When parents divorce, they have to figure out an appropriate way to share parental rights and responsibilities. The exact division of parenting time that they have may be the result of direct negotiations with one another or litigation.
In either case, once the courts approve a custody order, both adults must do their best to uphold it. As the children in the family get older, that could be more difficult to do. Teenagers often resent the idea of forced custody or visitation with either parent, as they would rather control their own schedule and spend time online or with their friends.
Can your teenage children refuse to comply with the custody schedule you have established?
Teenage rebellion can lead to enforcement actions
If your teenager says that they won’t go for a visit, you might allow them to cancel once or twice. However, once it becomes a pattern, the situation can start to look like parental alienation. Your ex could potentially go to court and ask for custody enforcement because they have not gotten their parenting time.
The courts might even give them more time with the children because you have not facilitated their parenting time. If your teenager has a strong aversion to seeing their other parent, then you might want to talk with your ex about it and discuss making some adjustments to your parenting plan. Therapy could help resolve any underlying issues. If everyone works together, you may be able to overcome the conflict.

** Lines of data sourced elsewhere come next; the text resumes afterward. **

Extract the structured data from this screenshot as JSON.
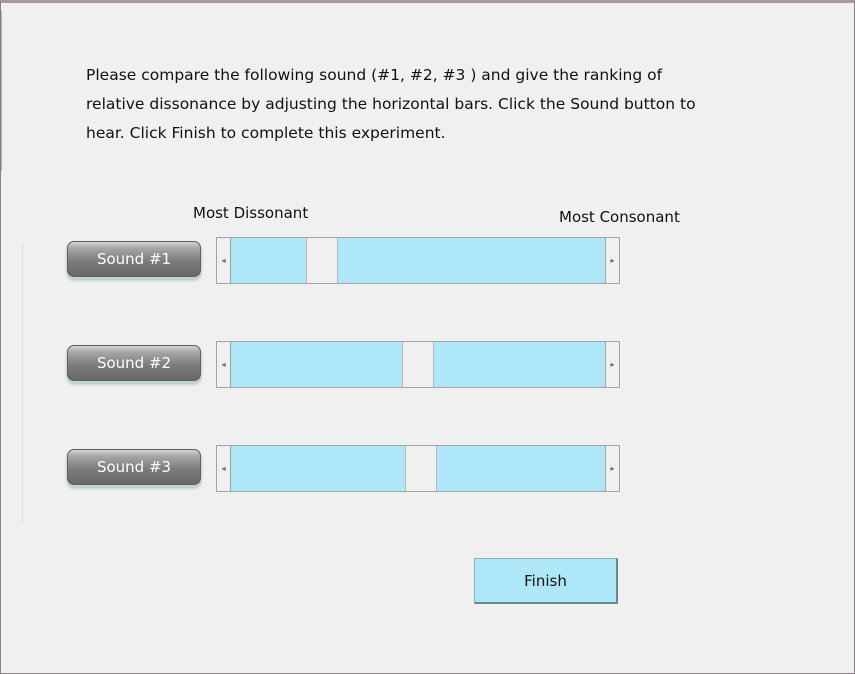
{
  "instructions": "Please compare the following sound (#1, #2, #3 ) and give the ranking of relative dissonance by adjusting the horizontal bars. Click the Sound button to hear. Click Finish to complete this experiment.",
  "scale": {
    "left_label": "Most Dissonant",
    "right_label": "Most Consonant"
  },
  "sounds": [
    {
      "button_label": "Sound #1",
      "slider_value_fraction": 0.22
    },
    {
      "button_label": "Sound #2",
      "slider_value_fraction": 0.5
    },
    {
      "button_label": "Sound #3",
      "slider_value_fraction": 0.51
    }
  ],
  "finish_label": "Finish",
  "colors": {
    "background": "#f0f0f0",
    "accent": "#aee8f8",
    "button_gray": "#7d7d7d"
  },
  "icons": {
    "scroll_left": "◂",
    "scroll_right": "▸"
  }
}
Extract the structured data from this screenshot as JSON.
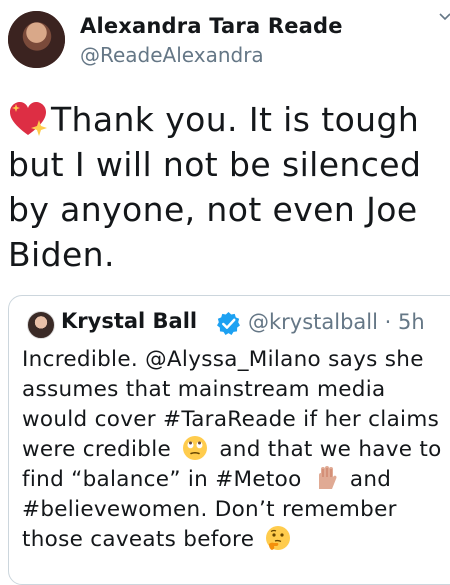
{
  "author": {
    "name": "Alexandra Tara Reade",
    "handle": "@ReadeAlexandra"
  },
  "tweet": {
    "text": "Thank you. It is tough but I will not be silenced by anyone, not even Joe Biden.",
    "leading_emoji": "sparkling-heart-icon"
  },
  "quoted_tweet": {
    "name": "Krystal Ball",
    "handle": "@krystalball",
    "separator": "·",
    "time": "5h",
    "text_1": "Incredible. @Alyssa_Milano says she assumes that mainstream media would cover #TaraReade if her claims were credible",
    "text_2": "and that we have to find “balance” in #Metoo",
    "text_3": "and #believewomen. Don’t remember those caveats before",
    "emojis": [
      "face-with-rolling-eyes-icon",
      "raised-hand-icon",
      "thinking-face-icon"
    ]
  },
  "colors": {
    "text": "#14171a",
    "secondary": "#657786",
    "verified": "#1da1f2",
    "border": "#ccd6dd"
  }
}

If your ex or your teen remains uncooperative, you may need to go back to court to modify the parenting plan to defend against an enforcement action. Knowing the rules that apply in shared custody arrangements in Illinois will help you navigate the conflicts that arise with your kids and your ex.